(SUPPLIED RECORDS)
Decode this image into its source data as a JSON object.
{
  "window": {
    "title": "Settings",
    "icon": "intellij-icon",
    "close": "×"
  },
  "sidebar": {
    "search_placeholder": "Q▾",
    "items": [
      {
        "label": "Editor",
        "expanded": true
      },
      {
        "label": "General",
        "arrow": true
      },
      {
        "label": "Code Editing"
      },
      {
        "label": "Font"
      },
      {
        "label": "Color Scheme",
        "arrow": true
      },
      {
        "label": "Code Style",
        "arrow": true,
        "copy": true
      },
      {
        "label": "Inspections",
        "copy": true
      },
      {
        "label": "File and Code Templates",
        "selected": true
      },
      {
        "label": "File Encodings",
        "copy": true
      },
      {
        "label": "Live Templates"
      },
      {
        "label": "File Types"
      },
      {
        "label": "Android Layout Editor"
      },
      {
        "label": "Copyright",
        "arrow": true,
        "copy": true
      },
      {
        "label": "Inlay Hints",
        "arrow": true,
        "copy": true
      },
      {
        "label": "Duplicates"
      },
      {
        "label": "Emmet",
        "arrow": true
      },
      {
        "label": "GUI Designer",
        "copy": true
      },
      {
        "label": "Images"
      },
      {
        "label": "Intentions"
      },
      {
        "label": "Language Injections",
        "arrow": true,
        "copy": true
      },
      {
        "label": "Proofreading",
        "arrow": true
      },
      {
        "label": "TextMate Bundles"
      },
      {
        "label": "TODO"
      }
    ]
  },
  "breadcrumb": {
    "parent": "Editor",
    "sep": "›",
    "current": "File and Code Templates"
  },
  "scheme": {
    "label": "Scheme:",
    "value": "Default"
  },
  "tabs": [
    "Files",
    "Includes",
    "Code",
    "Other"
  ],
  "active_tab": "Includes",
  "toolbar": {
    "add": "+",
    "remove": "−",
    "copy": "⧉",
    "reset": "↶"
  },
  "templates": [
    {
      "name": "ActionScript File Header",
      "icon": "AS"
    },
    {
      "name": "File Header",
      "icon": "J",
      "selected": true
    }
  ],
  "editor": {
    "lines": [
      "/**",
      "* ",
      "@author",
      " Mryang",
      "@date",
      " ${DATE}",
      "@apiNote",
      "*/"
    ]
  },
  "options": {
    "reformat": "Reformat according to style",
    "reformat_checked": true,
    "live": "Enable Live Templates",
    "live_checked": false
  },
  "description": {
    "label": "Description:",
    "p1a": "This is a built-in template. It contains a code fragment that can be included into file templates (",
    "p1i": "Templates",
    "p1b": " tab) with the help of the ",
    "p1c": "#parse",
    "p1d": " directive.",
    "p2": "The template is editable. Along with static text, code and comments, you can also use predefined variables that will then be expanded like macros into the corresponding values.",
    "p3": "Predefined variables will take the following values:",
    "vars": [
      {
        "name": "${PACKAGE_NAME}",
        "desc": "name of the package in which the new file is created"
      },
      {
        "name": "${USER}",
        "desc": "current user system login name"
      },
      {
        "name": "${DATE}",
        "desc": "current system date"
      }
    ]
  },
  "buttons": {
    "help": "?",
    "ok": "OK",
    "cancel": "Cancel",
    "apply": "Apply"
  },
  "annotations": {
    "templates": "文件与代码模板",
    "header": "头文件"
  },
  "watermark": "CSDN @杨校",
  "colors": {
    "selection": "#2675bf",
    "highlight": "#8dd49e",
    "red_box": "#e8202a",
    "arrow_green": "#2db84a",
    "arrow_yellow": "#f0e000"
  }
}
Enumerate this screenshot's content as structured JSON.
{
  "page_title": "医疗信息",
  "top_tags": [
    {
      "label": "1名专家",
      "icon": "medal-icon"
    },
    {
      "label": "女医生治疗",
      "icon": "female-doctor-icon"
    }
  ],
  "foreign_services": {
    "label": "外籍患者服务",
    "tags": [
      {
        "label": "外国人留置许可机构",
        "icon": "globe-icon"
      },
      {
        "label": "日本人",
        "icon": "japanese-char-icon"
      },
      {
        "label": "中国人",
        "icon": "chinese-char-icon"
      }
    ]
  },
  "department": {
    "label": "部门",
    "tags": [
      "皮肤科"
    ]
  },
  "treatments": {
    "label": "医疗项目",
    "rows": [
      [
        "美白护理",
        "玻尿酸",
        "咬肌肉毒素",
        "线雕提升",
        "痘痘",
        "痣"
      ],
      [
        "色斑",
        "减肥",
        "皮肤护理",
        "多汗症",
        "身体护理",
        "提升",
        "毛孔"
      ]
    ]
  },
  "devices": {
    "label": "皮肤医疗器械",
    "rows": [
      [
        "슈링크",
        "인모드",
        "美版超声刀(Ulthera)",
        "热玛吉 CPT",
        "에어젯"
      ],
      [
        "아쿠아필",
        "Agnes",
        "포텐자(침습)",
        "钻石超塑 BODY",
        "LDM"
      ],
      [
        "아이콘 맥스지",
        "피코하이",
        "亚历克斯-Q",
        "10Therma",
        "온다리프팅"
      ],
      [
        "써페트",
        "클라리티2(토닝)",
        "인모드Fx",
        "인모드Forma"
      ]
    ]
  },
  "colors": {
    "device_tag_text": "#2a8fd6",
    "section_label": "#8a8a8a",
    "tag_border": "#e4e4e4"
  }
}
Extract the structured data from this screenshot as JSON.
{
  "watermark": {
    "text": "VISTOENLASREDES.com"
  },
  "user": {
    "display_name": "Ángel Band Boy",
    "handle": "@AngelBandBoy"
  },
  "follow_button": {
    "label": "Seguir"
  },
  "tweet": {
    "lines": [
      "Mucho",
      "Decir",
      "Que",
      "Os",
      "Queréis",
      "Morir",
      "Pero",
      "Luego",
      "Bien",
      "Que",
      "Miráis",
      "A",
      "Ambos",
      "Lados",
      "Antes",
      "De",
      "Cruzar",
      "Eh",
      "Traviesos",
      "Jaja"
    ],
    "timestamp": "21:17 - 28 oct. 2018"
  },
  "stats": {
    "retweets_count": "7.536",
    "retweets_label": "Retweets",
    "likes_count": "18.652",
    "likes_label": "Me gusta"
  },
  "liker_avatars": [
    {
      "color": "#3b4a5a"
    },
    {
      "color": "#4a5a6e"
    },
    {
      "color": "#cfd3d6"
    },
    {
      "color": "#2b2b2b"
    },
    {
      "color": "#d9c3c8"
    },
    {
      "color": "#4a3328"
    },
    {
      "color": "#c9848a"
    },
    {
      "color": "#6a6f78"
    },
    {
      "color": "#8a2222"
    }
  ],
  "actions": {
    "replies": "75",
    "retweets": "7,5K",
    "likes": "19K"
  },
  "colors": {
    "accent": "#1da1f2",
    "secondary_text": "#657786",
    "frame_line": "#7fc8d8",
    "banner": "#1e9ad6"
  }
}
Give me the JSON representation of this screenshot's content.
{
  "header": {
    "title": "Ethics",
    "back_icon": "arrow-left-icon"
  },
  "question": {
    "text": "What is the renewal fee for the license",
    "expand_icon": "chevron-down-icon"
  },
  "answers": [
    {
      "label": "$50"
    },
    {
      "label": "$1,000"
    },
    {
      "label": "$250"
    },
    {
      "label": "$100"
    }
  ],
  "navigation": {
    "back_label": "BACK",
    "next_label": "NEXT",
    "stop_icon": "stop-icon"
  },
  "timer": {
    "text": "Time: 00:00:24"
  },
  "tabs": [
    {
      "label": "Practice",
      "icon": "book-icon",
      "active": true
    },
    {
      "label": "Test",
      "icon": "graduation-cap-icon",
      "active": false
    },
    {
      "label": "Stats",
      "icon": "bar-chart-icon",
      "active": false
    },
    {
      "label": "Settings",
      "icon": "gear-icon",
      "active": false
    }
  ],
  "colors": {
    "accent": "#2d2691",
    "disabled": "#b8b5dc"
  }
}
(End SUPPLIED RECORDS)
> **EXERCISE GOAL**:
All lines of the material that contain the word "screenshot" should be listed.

> **ANSWER**:
Enumerate this screenshot's content as structured JSON.
Extract the structured data from this screenshot as JSON.
Give me the JSON representation of this screenshot's content.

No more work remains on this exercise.